In a conversation with Craig about my post on Inspiration I got on the topic of how much you should be willing to change while writing your novel. I realized that I have been drawing on my experience as a Dungeon/Game Master when working on my own novels. To explain a bit.
When developing a story for a Pen and Paper group, where the story can take on any twist and turn as the players move through the narrative, you must be able to “roll with the punches”. So what I do is come up with my major NPCs and decide what their major goals, motivations, and character quirks are. I get my major plot points down and how I think they all could be connected and start my game. What this allows me to do is make changes to the narrative as the game progresses. Should the players do something that changes my original plan, I can roll with it because I know what the overall goal for the opposing NPCs is–and I know what they will likely do in response to the players.

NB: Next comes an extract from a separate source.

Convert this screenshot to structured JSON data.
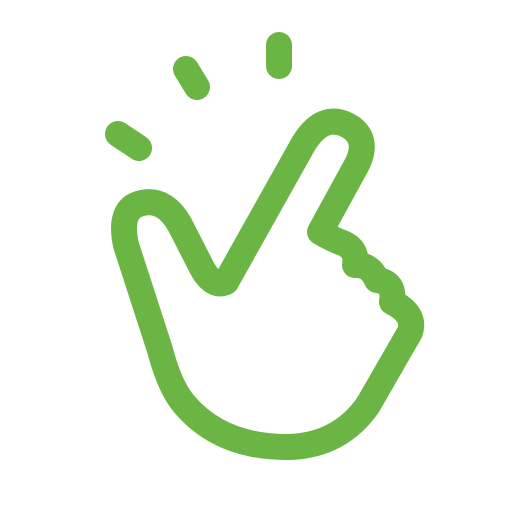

How does this equate to a novel? I’m doing as much back-story as needed to know what my main character’s motivations are. I even get my major plot points down. Craig mentioned the fear of this limiting your flexibility. However, I don’t think that is the case. I believe the opposite. I believe you have even more flexibility. You will be so informed by your characters that any changes will be easy to figure out. You will allow your characters to tell you how they would handle any changes you see fit to make.
It was also mentioned that making changes may cause you to have to rewrite the entire story, thus putting you off schedule. My response is, “So be it.” Everything should be done in service to the story. You should never be married to a single idea. That will be your death knell. If everything else is telling you to change something, do it! You will end up with a stronger product in the end.
I’m reminded of an anecdote from Brad Bird–arguably the best story teller in Hollywood. When he first wrote The Incredibles he introduced a pilot that was going to fly the family to the island. This character was written in just to die in the explosion–to show that the bad guys, “meant business”. As development went on, he realized that it took up too much time to introduce a brand new character within the third act. And he realized, no one would care if this guy died because we didn’t have enough time to get to know him. He cut out the character, made the mom the pilot, and ended up with a tense and memorable scene. Originally Brad fought to keep the pilot in, but when it was said and done had a stronger story without him.
So I encourage you to listen to your characters and plot line. It may very well be telling you to change that moment which you originally thought was a cornerstone. Don’t be afraid.
Everything you do is in service to the story.